## Data supplied

┄┄┄┄┄┄┄┄┄┄┄┄┄┄┄┄┄┄┄┄

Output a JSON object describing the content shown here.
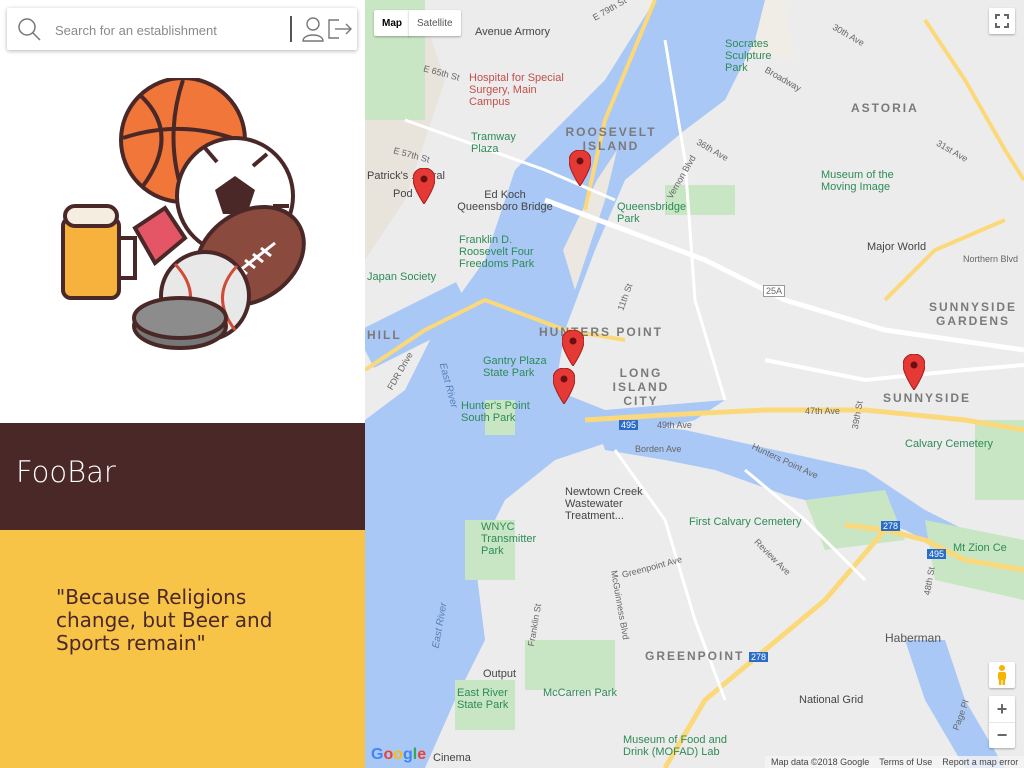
{
  "search": {
    "placeholder": "Search for an establishment"
  },
  "icons": {
    "search": "search-icon",
    "user": "user-icon",
    "logout": "logout-icon",
    "fullscreen": "fullscreen-icon",
    "pegman": "pegman-icon"
  },
  "brand": {
    "name": "FooBar",
    "color": "#4a2828"
  },
  "quote": {
    "text": "\"Because Religions change, but Beer and Sports remain\"",
    "bg": "#f8c448"
  },
  "map": {
    "controls": {
      "map": "Map",
      "satellite": "Satellite",
      "zoom_in": "+",
      "zoom_out": "−"
    },
    "attribution": {
      "data": "Map data ©2018 Google",
      "terms": "Terms of Use",
      "report": "Report a map error"
    },
    "google": [
      "G",
      "o",
      "o",
      "g",
      "l",
      "e"
    ],
    "labels": {
      "roosevelt_island": "ROOSEVELT ISLAND",
      "astoria": "ASTORIA",
      "hunters_point": "HUNTERS POINT",
      "long_island_city": "LONG ISLAND CITY",
      "sunnyside_gardens": "SUNNYSIDE GARDENS",
      "sunnyside": "SUNNYSIDE",
      "greenpoint": "GREENPOINT",
      "haberman": "Haberman",
      "hill": "HILL",
      "socrates": "Socrates Sculpture Park",
      "hospital": "Hospital for Special Surgery, Main Campus",
      "tramway": "Tramway Plaza",
      "edkoch": "Ed Koch Queensboro Bridge",
      "queensbridge": "Queensbridge Park",
      "museum_mi": "Museum of the Moving Image",
      "majorworld": "Major World",
      "fdr": "Franklin D. Roosevelt Four Freedoms Park",
      "japan": "Japan Society",
      "gantry": "Gantry Plaza State Park",
      "hunters_south": "Hunter's Point South Park",
      "calvary": "Calvary Cemetery",
      "newtown": "Newtown Creek Wastewater Treatment...",
      "firstcalvary": "First Calvary Cemetery",
      "wnyc": "WNYC Transmitter Park",
      "mtzion": "Mt Zion Ce",
      "output": "Output",
      "mccarren": "McCarren Park",
      "eastriver_sp": "East River State Park",
      "nationalgrid": "National Grid",
      "mofad": "Museum of Food and Drink (MOFAD) Lab",
      "cinema": "Cinema",
      "avenue_armory": "Avenue Armory",
      "patricks": "Patrick's ...edral",
      "pod": "Pod",
      "east_river": "East River",
      "northern_blvd": "Northern Blvd",
      "greenpoint_ave": "Greenpoint Ave",
      "borden_ave": "Borden Ave",
      "ave49": "49th Ave",
      "ave47": "47th Ave",
      "st36": "36th Ave",
      "st57": "E 57th St",
      "st65": "E 65th St",
      "st79": "E 79th St",
      "broadway": "Broadway",
      "vernon": "Vernon Blvd",
      "st11": "11th St",
      "ave30": "30th Ave",
      "st31": "31st Ave",
      "hpave": "Hunters Point Ave",
      "mcguinness": "McGuinness Blvd",
      "franklin": "Franklin St",
      "review": "Review Ave",
      "page": "Page Pl",
      "st48": "48th St",
      "st39": "39th St",
      "fdr_drive": "FDR Drive",
      "i495": "495",
      "i278": "278",
      "i25a": "25A"
    },
    "pins": [
      "red",
      "red",
      "red",
      "red",
      "red"
    ]
  }
}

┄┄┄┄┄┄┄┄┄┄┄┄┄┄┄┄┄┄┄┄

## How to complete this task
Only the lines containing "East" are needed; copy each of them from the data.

## Result
      "eastriver_sp": "East River State Park",
      "east_river": "East River",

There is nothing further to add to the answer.